Exercise aim — The exercise calls for a faithful copy of all the data.

Supplied records Start Marker

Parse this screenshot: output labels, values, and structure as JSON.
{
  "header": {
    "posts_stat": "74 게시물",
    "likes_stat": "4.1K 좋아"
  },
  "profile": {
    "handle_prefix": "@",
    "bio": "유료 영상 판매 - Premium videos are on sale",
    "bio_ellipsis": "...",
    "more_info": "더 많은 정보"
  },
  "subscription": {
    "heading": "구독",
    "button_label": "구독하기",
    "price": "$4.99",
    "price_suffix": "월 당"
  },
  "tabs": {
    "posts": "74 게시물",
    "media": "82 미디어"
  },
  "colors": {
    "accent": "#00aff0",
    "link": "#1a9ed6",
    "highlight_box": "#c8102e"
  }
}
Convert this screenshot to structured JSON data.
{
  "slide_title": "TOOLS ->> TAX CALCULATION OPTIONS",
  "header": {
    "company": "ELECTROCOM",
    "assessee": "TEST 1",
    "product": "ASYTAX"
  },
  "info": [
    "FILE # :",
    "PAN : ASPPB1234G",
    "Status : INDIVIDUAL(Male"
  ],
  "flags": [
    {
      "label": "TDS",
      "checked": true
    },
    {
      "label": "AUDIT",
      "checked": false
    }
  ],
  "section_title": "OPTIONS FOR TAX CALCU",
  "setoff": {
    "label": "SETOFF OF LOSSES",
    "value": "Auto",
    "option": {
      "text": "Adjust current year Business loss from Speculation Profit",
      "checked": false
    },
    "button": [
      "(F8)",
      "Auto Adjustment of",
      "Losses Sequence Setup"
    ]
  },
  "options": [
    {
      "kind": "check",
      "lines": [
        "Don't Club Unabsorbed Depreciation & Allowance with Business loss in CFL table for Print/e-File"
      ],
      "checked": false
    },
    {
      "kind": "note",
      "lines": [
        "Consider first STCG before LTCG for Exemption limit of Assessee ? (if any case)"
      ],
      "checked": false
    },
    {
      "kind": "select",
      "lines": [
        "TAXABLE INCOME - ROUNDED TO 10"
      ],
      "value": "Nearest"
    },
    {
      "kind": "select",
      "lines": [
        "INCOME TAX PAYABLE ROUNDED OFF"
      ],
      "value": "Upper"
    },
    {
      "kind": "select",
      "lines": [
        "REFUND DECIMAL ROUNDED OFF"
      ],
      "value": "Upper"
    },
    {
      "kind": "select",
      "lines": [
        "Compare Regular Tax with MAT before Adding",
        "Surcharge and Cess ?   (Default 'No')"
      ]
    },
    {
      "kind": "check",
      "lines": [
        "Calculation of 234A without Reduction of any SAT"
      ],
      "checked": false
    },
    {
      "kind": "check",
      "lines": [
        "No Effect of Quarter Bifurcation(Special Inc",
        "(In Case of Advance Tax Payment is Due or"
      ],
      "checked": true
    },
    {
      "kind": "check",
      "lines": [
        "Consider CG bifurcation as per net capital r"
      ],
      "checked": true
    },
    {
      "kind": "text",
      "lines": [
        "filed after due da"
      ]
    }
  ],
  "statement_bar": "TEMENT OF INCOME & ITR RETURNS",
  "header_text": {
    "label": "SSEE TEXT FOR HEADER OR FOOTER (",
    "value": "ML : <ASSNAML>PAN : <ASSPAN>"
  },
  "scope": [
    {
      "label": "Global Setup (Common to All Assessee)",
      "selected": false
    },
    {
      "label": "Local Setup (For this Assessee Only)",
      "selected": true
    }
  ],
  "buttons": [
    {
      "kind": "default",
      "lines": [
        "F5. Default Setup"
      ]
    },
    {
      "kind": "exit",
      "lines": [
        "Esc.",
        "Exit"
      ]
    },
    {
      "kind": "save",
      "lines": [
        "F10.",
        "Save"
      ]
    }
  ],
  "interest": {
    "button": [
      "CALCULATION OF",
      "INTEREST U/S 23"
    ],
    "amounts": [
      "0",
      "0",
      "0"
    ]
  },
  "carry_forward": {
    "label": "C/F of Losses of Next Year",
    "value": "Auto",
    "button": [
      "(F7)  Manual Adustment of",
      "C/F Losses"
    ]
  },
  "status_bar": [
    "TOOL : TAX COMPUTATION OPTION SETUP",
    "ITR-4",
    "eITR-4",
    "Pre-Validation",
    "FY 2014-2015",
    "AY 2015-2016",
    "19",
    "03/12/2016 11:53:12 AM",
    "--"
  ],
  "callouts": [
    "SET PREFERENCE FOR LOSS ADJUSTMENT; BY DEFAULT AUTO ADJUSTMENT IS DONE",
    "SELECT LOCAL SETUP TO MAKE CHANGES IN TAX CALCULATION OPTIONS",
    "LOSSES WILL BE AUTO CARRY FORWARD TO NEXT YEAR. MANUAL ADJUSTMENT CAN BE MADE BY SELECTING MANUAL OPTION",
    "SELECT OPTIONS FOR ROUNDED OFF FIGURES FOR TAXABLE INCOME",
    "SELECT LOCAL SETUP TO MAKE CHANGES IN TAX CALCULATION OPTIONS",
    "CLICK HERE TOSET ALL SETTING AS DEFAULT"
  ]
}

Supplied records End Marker

Result of the exercise —
Parse this screenshot: output labels, values, and structure as JSON.
{
  "header": {
    "posts_stat": "74 게시물",
    "likes_stat": "4.1K 좋아"
  },
  "profile": {
    "handle_prefix": "@",
    "bio": "유료 영상 판매 - Premium videos are on sale",
    "bio_ellipsis": "...",
    "more_info": "더 많은 정보"
  },
  "subscription": {
    "heading": "구독",
    "button_label": "구독하기",
    "price": "$4.99",
    "price_suffix": "월 당"
  },
  "tabs": {
    "posts": "74 게시물",
    "media": "82 미디어"
  },
  "colors": {
    "accent": "#00aff0",
    "link": "#1a9ed6",
    "highlight_box": "#c8102e"
  }
}
Convert this screenshot to structured JSON data.
{
  "slide_title": "TOOLS ->> TAX CALCULATION OPTIONS",
  "header": {
    "company": "ELECTROCOM",
    "assessee": "TEST 1",
    "product": "ASYTAX"
  },
  "info": [
    "FILE # :",
    "PAN : ASPPB1234G",
    "Status : INDIVIDUAL(Male"
  ],
  "flags": [
    {
      "label": "TDS",
      "checked": true
    },
    {
      "label": "AUDIT",
      "checked": false
    }
  ],
  "section_title": "OPTIONS FOR TAX CALCU",
  "setoff": {
    "label": "SETOFF OF LOSSES",
    "value": "Auto",
    "option": {
      "text": "Adjust current year Business loss from Speculation Profit",
      "checked": false
    },
    "button": [
      "(F8)",
      "Auto Adjustment of",
      "Losses Sequence Setup"
    ]
  },
  "options": [
    {
      "kind": "check",
      "lines": [
        "Don't Club Unabsorbed Depreciation & Allowance with Business loss in CFL table for Print/e-File"
      ],
      "checked": false
    },
    {
      "kind": "note",
      "lines": [
        "Consider first STCG before LTCG for Exemption limit of Assessee ? (if any case)"
      ],
      "checked": false
    },
    {
      "kind": "select",
      "lines": [
        "TAXABLE INCOME - ROUNDED TO 10"
      ],
      "value": "Nearest"
    },
    {
      "kind": "select",
      "lines": [
        "INCOME TAX PAYABLE ROUNDED OFF"
      ],
      "value": "Upper"
    },
    {
      "kind": "select",
      "lines": [
        "REFUND DECIMAL ROUNDED OFF"
      ],
      "value": "Upper"
    },
    {
      "kind": "select",
      "lines": [
        "Compare Regular Tax with MAT before Adding",
        "Surcharge and Cess ?   (Default 'No')"
      ]
    },
    {
      "kind": "check",
      "lines": [
        "Calculation of 234A without Reduction of any SAT"
      ],
      "checked": false
    },
    {
      "kind": "check",
      "lines": [
        "No Effect of Quarter Bifurcation(Special Inc",
        "(In Case of Advance Tax Payment is Due or"
      ],
      "checked": true
    },
    {
      "kind": "check",
      "lines": [
        "Consider CG bifurcation as per net capital r"
      ],
      "checked": true
    },
    {
      "kind": "text",
      "lines": [
        "filed after due da"
      ]
    }
  ],
  "statement_bar": "TEMENT OF INCOME & ITR RETURNS",
  "header_text": {
    "label": "SSEE TEXT FOR HEADER OR FOOTER (",
    "value": "ML : <ASSNAML>PAN : <ASSPAN>"
  },
  "scope": [
    {
      "label": "Global Setup (Common to All Assessee)",
      "selected": false
    },
    {
      "label": "Local Setup (For this Assessee Only)",
      "selected": true
    }
  ],
  "buttons": [
    {
      "kind": "default",
      "lines": [
        "F5. Default Setup"
      ]
    },
    {
      "kind": "exit",
      "lines": [
        "Esc.",
        "Exit"
      ]
    },
    {
      "kind": "save",
      "lines": [
        "F10.",
        "Save"
      ]
    }
  ],
  "interest": {
    "button": [
      "CALCULATION OF",
      "INTEREST U/S 23"
    ],
    "amounts": [
      "0",
      "0",
      "0"
    ]
  },
  "carry_forward": {
    "label": "C/F of Losses of Next Year",
    "value": "Auto",
    "button": [
      "(F7)  Manual Adustment of",
      "C/F Losses"
    ]
  },
  "status_bar": [
    "TOOL : TAX COMPUTATION OPTION SETUP",
    "ITR-4",
    "eITR-4",
    "Pre-Validation",
    "FY 2014-2015",
    "AY 2015-2016",
    "19",
    "03/12/2016 11:53:12 AM",
    "--"
  ],
  "callouts": [
    "SET PREFERENCE FOR LOSS ADJUSTMENT; BY DEFAULT AUTO ADJUSTMENT IS DONE",
    "SELECT LOCAL SETUP TO MAKE CHANGES IN TAX CALCULATION OPTIONS",
    "LOSSES WILL BE AUTO CARRY FORWARD TO NEXT YEAR. MANUAL ADJUSTMENT CAN BE MADE BY SELECTING MANUAL OPTION",
    "SELECT OPTIONS FOR ROUNDED OFF FIGURES FOR TAXABLE INCOME",
    "SELECT LOCAL SETUP TO MAKE CHANGES IN TAX CALCULATION OPTIONS",
    "CLICK HERE TOSET ALL SETTING AS DEFAULT"
  ]
}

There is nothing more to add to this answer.